**Assignment**.
Without omitting anything, copy every entry word for word.

[Source records]
====================
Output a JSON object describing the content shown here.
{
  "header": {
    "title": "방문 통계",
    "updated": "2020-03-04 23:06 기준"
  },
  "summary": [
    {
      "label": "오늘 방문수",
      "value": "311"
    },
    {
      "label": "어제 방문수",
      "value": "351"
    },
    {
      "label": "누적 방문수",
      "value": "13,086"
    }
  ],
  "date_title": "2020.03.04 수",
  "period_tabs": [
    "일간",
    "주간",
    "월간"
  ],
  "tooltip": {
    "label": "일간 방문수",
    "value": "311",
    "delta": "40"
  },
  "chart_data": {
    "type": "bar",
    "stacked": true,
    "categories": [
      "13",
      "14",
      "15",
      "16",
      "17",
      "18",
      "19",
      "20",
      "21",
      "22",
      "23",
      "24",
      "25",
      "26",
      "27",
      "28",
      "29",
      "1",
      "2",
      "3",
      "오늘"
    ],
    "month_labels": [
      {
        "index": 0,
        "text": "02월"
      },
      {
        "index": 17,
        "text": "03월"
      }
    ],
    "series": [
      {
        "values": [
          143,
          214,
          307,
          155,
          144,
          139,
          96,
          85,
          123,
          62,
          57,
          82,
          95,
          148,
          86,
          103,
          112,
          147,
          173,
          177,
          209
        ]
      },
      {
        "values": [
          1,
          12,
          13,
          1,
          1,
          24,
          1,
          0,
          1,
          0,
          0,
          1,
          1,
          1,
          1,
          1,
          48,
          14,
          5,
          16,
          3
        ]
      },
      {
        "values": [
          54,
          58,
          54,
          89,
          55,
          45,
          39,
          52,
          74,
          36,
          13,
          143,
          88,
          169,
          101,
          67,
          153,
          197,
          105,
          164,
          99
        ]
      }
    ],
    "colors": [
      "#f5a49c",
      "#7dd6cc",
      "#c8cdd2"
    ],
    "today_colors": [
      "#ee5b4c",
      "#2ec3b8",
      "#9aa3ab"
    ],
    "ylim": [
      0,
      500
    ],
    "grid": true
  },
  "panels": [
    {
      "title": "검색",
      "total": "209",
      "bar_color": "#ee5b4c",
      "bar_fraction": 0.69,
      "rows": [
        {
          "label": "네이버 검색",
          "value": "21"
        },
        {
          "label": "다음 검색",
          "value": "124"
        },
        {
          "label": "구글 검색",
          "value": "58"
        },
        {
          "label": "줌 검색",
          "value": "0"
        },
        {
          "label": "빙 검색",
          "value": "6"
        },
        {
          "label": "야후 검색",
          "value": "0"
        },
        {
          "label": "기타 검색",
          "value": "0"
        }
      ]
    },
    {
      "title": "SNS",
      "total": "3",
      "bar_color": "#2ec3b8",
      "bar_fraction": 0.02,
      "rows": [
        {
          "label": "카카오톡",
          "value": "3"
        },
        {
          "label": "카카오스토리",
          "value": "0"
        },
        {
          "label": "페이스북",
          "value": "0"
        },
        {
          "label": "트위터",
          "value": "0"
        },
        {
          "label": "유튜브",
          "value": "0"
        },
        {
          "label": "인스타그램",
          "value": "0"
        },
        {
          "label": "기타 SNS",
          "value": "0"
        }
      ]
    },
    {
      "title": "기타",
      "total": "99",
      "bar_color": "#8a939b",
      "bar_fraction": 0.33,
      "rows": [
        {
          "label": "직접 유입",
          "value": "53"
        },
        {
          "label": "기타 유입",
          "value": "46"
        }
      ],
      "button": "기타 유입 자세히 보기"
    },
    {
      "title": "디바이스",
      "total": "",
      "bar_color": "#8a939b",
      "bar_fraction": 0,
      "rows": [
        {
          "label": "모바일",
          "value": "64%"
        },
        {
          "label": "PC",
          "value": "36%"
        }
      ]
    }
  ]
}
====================
**Result**.
Output a JSON object describing the content shown here.
{
  "header": {
    "title": "방문 통계",
    "updated": "2020-03-04 23:06 기준"
  },
  "summary": [
    {
      "label": "오늘 방문수",
      "value": "311"
    },
    {
      "label": "어제 방문수",
      "value": "351"
    },
    {
      "label": "누적 방문수",
      "value": "13,086"
    }
  ],
  "date_title": "2020.03.04 수",
  "period_tabs": [
    "일간",
    "주간",
    "월간"
  ],
  "tooltip": {
    "label": "일간 방문수",
    "value": "311",
    "delta": "40"
  },
  "chart_data": {
    "type": "bar",
    "stacked": true,
    "categories": [
      "13",
      "14",
      "15",
      "16",
      "17",
      "18",
      "19",
      "20",
      "21",
      "22",
      "23",
      "24",
      "25",
      "26",
      "27",
      "28",
      "29",
      "1",
      "2",
      "3",
      "오늘"
    ],
    "month_labels": [
      {
        "index": 0,
        "text": "02월"
      },
      {
        "index": 17,
        "text": "03월"
      }
    ],
    "series": [
      {
        "values": [
          143,
          214,
          307,
          155,
          144,
          139,
          96,
          85,
          123,
          62,
          57,
          82,
          95,
          148,
          86,
          103,
          112,
          147,
          173,
          177,
          209
        ]
      },
      {
        "values": [
          1,
          12,
          13,
          1,
          1,
          24,
          1,
          0,
          1,
          0,
          0,
          1,
          1,
          1,
          1,
          1,
          48,
          14,
          5,
          16,
          3
        ]
      },
      {
        "values": [
          54,
          58,
          54,
          89,
          55,
          45,
          39,
          52,
          74,
          36,
          13,
          143,
          88,
          169,
          101,
          67,
          153,
          197,
          105,
          164,
          99
        ]
      }
    ],
    "colors": [
      "#f5a49c",
      "#7dd6cc",
      "#c8cdd2"
    ],
    "today_colors": [
      "#ee5b4c",
      "#2ec3b8",
      "#9aa3ab"
    ],
    "ylim": [
      0,
      500
    ],
    "grid": true
  },
  "panels": [
    {
      "title": "검색",
      "total": "209",
      "bar_color": "#ee5b4c",
      "bar_fraction": 0.69,
      "rows": [
        {
          "label": "네이버 검색",
          "value": "21"
        },
        {
          "label": "다음 검색",
          "value": "124"
        },
        {
          "label": "구글 검색",
          "value": "58"
        },
        {
          "label": "줌 검색",
          "value": "0"
        },
        {
          "label": "빙 검색",
          "value": "6"
        },
        {
          "label": "야후 검색",
          "value": "0"
        },
        {
          "label": "기타 검색",
          "value": "0"
        }
      ]
    },
    {
      "title": "SNS",
      "total": "3",
      "bar_color": "#2ec3b8",
      "bar_fraction": 0.02,
      "rows": [
        {
          "label": "카카오톡",
          "value": "3"
        },
        {
          "label": "카카오스토리",
          "value": "0"
        },
        {
          "label": "페이스북",
          "value": "0"
        },
        {
          "label": "트위터",
          "value": "0"
        },
        {
          "label": "유튜브",
          "value": "0"
        },
        {
          "label": "인스타그램",
          "value": "0"
        },
        {
          "label": "기타 SNS",
          "value": "0"
        }
      ]
    },
    {
      "title": "기타",
      "total": "99",
      "bar_color": "#8a939b",
      "bar_fraction": 0.33,
      "rows": [
        {
          "label": "직접 유입",
          "value": "53"
        },
        {
          "label": "기타 유입",
          "value": "46"
        }
      ],
      "button": "기타 유입 자세히 보기"
    },
    {
      "title": "디바이스",
      "total": "",
      "bar_color": "#8a939b",
      "bar_fraction": 0,
      "rows": [
        {
          "label": "모바일",
          "value": "64%"
        },
        {
          "label": "PC",
          "value": "36%"
        }
      ]
    }
  ]
}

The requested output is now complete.